*Your objective*
Check each line of the material below for the string "value", then report how many lines have it, and nothing else.

>>>

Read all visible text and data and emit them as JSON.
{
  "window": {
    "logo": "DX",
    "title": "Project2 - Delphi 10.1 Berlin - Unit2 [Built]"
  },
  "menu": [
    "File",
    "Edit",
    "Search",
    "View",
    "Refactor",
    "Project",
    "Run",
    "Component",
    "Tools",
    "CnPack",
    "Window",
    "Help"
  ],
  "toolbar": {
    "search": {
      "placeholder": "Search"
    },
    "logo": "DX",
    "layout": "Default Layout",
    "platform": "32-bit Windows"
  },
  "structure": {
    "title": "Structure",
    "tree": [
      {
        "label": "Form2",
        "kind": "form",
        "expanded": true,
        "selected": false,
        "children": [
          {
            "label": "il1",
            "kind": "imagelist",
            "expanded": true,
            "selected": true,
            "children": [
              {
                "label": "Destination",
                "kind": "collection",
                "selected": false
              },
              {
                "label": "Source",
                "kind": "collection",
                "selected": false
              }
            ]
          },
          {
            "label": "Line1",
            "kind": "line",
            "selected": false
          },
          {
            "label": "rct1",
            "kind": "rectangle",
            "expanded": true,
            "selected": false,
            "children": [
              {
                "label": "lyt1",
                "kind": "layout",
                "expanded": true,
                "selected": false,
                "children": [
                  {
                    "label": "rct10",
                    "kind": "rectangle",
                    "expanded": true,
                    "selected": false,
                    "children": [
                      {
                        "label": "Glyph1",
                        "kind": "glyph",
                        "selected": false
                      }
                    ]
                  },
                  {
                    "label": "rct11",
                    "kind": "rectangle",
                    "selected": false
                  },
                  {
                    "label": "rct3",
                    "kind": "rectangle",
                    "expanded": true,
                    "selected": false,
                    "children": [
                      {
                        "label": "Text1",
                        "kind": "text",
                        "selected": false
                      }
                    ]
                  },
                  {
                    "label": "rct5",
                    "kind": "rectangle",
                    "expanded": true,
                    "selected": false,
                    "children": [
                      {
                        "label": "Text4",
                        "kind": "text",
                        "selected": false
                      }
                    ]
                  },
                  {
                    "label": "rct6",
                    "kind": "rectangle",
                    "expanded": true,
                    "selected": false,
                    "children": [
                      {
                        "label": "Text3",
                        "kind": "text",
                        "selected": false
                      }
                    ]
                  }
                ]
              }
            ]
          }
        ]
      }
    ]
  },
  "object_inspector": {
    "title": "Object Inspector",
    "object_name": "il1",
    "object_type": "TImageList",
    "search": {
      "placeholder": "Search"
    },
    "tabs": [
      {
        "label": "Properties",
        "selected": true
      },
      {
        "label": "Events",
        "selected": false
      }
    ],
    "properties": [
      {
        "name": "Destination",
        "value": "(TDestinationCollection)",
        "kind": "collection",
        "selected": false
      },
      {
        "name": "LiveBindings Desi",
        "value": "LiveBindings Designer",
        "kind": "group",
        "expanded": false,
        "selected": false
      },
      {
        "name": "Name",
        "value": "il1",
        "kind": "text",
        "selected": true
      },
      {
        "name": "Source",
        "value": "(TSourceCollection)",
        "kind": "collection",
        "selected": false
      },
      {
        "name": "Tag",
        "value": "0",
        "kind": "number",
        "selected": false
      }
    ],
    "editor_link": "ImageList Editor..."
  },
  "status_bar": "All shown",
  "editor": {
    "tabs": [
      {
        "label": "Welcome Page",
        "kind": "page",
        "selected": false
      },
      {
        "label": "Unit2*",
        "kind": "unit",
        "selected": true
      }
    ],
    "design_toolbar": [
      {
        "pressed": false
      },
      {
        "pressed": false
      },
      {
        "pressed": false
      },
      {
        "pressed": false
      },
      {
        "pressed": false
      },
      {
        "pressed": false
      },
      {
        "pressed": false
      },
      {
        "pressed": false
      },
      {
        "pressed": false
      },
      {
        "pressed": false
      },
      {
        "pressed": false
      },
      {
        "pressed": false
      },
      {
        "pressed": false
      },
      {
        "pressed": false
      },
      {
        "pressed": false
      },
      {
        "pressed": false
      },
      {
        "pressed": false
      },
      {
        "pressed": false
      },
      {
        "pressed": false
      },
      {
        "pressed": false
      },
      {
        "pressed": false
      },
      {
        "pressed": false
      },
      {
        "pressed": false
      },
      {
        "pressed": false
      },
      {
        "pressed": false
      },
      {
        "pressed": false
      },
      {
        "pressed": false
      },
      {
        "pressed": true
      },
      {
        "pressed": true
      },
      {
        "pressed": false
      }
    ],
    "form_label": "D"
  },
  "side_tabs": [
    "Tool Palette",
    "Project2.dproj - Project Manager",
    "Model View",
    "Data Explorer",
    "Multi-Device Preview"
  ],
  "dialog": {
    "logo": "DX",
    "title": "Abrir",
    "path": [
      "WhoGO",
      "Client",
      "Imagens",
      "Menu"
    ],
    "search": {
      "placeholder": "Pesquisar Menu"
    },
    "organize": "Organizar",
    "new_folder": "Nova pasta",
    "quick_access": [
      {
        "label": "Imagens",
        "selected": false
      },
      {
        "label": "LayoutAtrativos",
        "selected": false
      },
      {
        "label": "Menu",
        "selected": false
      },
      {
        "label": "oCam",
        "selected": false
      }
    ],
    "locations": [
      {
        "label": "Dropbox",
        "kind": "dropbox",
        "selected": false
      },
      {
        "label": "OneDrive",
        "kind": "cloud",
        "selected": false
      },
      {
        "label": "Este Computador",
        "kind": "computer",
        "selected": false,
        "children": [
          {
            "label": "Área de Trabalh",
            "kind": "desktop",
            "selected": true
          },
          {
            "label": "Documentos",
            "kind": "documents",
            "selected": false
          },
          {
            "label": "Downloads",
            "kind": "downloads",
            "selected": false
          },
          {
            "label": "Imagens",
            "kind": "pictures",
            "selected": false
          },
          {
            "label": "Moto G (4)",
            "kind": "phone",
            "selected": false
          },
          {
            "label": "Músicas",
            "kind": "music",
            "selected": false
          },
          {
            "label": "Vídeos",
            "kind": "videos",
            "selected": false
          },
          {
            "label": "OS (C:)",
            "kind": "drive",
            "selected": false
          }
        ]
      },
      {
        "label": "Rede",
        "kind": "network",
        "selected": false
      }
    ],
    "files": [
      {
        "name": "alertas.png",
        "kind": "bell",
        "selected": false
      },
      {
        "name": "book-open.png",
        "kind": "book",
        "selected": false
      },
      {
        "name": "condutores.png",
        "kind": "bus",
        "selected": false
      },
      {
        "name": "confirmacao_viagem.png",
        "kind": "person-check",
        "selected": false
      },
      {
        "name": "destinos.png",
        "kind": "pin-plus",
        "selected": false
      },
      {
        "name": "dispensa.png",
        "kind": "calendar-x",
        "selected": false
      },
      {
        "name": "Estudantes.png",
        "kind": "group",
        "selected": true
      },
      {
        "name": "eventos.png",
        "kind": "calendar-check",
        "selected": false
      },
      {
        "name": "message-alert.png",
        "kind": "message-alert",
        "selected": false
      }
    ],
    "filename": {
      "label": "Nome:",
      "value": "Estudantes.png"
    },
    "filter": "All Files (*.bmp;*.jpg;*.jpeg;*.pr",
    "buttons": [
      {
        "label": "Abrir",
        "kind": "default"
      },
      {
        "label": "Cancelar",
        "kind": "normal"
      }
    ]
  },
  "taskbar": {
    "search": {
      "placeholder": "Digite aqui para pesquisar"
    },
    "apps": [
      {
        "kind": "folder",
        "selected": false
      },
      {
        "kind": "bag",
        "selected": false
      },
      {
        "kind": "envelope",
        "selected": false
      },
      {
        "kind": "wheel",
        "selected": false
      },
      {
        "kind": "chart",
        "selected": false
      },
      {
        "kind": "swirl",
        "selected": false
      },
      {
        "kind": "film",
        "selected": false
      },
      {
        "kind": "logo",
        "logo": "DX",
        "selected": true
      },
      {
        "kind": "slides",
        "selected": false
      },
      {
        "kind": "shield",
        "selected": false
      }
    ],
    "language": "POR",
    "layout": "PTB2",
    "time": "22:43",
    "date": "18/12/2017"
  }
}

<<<

*Completed exercise*
6